Saved data entries:

________

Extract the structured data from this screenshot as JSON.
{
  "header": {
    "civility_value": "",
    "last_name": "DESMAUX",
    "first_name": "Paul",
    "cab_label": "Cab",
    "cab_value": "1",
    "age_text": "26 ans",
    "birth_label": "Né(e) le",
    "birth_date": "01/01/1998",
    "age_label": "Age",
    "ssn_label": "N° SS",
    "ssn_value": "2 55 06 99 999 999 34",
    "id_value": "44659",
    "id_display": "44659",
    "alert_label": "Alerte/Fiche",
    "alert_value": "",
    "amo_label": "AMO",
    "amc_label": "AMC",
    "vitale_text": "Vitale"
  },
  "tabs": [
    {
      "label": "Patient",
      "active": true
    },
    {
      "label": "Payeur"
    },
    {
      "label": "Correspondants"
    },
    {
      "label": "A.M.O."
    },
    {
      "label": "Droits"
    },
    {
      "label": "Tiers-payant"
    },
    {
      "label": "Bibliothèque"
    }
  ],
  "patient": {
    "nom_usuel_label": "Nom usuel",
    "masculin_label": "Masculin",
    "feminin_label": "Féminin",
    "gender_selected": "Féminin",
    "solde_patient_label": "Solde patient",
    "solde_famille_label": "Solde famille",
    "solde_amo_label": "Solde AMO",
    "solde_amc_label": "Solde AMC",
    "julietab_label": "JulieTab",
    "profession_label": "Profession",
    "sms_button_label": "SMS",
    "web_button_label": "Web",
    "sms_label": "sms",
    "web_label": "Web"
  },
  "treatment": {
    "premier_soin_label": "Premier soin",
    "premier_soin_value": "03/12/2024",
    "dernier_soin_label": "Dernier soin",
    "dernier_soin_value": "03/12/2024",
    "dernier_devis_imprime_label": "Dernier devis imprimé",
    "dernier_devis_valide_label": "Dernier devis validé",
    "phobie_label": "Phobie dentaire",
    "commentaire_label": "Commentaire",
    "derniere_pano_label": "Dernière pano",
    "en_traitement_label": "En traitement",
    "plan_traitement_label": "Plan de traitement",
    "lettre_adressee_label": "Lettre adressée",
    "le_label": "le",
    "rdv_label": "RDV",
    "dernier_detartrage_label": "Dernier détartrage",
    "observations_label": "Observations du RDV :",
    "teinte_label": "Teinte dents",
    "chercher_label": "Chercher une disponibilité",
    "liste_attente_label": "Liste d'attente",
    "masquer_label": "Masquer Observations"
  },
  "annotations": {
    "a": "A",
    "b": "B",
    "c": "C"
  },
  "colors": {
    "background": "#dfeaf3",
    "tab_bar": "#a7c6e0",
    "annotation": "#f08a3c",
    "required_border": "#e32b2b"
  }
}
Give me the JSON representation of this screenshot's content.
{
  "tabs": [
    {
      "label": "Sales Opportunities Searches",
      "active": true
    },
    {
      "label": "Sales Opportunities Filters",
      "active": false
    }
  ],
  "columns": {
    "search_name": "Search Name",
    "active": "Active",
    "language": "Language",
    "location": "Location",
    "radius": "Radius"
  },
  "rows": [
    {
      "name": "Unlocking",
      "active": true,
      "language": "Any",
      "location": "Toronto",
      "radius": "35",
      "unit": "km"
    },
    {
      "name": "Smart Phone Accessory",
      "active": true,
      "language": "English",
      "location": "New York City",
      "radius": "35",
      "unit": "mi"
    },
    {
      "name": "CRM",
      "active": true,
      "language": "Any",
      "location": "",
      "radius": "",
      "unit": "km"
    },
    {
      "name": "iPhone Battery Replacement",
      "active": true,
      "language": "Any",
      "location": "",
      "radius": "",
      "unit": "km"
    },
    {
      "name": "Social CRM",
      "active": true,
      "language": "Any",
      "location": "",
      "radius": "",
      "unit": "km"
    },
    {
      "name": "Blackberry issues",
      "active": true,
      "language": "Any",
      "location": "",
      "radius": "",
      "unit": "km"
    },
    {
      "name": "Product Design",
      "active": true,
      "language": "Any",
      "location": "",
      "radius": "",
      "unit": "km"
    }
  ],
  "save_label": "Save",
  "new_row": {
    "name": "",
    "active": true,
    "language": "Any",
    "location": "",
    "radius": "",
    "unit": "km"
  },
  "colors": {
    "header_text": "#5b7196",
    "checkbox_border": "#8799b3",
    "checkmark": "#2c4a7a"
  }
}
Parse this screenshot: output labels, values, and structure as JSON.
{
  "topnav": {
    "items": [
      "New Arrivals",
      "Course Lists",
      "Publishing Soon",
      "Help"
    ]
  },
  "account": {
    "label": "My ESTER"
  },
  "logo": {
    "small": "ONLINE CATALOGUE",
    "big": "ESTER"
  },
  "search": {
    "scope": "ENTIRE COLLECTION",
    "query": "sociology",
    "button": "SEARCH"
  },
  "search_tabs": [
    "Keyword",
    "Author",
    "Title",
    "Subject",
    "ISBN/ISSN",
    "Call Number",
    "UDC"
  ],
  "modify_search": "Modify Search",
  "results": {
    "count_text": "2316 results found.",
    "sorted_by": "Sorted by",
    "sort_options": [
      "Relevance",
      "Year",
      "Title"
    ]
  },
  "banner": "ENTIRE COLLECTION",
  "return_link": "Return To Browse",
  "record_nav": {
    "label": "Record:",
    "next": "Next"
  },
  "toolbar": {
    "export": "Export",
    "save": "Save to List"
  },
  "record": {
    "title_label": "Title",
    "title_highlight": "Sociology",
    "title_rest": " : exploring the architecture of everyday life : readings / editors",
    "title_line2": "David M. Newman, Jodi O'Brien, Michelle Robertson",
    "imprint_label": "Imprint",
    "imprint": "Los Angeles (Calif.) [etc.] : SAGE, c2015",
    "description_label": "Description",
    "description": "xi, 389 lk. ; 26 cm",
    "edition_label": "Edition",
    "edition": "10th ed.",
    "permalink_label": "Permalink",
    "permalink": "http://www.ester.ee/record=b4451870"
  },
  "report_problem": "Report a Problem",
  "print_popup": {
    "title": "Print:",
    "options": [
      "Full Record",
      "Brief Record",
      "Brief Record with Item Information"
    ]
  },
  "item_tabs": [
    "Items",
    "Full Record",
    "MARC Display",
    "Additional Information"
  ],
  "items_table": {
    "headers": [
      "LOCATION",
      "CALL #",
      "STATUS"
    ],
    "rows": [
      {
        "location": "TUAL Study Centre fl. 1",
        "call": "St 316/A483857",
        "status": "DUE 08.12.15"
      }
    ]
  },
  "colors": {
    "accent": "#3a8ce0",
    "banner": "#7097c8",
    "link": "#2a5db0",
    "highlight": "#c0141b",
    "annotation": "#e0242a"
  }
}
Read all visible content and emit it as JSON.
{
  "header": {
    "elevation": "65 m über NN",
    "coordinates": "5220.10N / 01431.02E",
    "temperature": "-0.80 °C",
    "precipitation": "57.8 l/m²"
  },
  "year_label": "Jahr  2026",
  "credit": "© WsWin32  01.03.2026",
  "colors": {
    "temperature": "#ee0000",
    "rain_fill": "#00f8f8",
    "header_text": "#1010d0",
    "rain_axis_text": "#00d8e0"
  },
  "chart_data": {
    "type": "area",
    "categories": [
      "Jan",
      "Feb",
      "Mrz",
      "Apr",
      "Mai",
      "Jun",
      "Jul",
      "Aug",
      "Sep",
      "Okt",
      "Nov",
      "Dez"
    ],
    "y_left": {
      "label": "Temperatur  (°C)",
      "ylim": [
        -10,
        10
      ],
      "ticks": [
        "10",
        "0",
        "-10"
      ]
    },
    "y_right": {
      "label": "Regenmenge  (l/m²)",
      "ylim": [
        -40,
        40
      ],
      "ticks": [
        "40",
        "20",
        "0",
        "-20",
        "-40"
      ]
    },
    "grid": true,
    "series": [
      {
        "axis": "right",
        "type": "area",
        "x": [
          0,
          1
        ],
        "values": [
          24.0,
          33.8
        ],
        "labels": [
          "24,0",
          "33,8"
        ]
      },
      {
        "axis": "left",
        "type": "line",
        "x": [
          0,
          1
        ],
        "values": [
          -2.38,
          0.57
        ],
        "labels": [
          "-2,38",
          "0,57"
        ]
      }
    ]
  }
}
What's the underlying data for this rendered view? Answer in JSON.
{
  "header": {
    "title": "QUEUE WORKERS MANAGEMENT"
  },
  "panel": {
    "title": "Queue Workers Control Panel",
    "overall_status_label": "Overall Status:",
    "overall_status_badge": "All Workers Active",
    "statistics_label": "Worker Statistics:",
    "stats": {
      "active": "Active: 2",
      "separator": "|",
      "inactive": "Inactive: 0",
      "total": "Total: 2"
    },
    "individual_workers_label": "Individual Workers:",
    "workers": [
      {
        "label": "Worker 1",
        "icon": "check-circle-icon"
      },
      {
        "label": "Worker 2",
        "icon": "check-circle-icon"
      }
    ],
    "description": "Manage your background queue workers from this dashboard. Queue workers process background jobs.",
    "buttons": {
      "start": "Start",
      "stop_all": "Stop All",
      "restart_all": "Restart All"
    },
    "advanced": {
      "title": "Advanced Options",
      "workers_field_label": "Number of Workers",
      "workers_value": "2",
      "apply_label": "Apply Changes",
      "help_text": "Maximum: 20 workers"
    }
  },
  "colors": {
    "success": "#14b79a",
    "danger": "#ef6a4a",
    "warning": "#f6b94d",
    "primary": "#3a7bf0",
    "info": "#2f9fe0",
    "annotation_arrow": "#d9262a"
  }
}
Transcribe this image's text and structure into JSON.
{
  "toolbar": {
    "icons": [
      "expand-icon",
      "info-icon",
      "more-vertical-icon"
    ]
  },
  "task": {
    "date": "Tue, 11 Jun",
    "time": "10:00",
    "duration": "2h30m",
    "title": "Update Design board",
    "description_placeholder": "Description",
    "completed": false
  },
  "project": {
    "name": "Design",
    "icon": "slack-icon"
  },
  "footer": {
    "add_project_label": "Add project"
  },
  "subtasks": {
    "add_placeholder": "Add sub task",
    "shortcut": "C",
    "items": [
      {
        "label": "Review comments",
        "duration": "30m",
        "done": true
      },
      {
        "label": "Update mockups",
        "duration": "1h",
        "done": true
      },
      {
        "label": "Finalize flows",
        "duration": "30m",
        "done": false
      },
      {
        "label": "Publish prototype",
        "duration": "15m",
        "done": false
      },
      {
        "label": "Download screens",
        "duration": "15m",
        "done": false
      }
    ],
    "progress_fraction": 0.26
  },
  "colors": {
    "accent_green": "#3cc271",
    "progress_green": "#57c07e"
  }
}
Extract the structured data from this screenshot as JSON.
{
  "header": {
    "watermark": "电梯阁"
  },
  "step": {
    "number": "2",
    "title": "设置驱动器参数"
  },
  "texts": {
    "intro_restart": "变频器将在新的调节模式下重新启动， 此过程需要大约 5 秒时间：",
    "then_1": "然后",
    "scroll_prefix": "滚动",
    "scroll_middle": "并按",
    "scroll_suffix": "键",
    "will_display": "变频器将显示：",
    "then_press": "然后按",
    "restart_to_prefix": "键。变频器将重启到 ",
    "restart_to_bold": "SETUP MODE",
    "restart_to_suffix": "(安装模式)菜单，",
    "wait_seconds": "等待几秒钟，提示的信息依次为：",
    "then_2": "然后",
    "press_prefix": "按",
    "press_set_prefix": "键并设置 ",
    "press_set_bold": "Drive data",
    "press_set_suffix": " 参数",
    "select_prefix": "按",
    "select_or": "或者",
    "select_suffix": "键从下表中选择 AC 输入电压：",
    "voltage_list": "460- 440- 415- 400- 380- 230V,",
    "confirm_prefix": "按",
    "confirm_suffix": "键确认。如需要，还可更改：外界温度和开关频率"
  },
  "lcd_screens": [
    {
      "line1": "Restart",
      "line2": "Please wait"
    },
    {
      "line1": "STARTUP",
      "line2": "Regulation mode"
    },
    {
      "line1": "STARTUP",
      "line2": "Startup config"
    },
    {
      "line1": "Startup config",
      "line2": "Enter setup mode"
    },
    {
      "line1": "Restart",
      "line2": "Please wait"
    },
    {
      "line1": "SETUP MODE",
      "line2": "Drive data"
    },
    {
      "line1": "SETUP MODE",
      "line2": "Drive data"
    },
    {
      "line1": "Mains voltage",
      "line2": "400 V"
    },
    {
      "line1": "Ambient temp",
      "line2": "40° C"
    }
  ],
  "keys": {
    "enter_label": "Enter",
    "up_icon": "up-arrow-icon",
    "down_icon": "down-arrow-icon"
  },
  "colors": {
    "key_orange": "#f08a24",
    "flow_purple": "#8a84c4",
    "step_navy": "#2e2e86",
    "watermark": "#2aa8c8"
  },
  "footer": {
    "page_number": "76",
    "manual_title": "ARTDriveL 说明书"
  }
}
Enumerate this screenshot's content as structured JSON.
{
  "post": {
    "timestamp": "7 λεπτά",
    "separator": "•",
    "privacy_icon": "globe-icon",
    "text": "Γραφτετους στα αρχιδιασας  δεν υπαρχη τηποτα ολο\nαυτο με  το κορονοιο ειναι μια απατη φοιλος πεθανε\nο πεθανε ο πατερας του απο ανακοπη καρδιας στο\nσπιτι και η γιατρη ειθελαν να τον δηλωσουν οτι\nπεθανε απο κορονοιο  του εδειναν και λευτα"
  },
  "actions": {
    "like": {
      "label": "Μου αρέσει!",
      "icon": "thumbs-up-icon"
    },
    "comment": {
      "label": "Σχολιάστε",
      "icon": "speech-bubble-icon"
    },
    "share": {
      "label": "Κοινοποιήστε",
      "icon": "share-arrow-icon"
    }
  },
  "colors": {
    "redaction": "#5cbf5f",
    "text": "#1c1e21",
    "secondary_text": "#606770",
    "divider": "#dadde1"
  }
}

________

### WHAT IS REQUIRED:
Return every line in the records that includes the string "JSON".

### RESULT OF THE TASK:
Extract the structured data from this screenshot as JSON.
Give me the JSON representation of this screenshot's content.
Parse this screenshot: output labels, values, and structure as JSON.
Read all visible content and emit it as JSON.
What's the underlying data for this rendered view? Answer in JSON.
Transcribe this image's text and structure into JSON.
Extract the structured data from this screenshot as JSON.
Enumerate this screenshot's content as structured JSON.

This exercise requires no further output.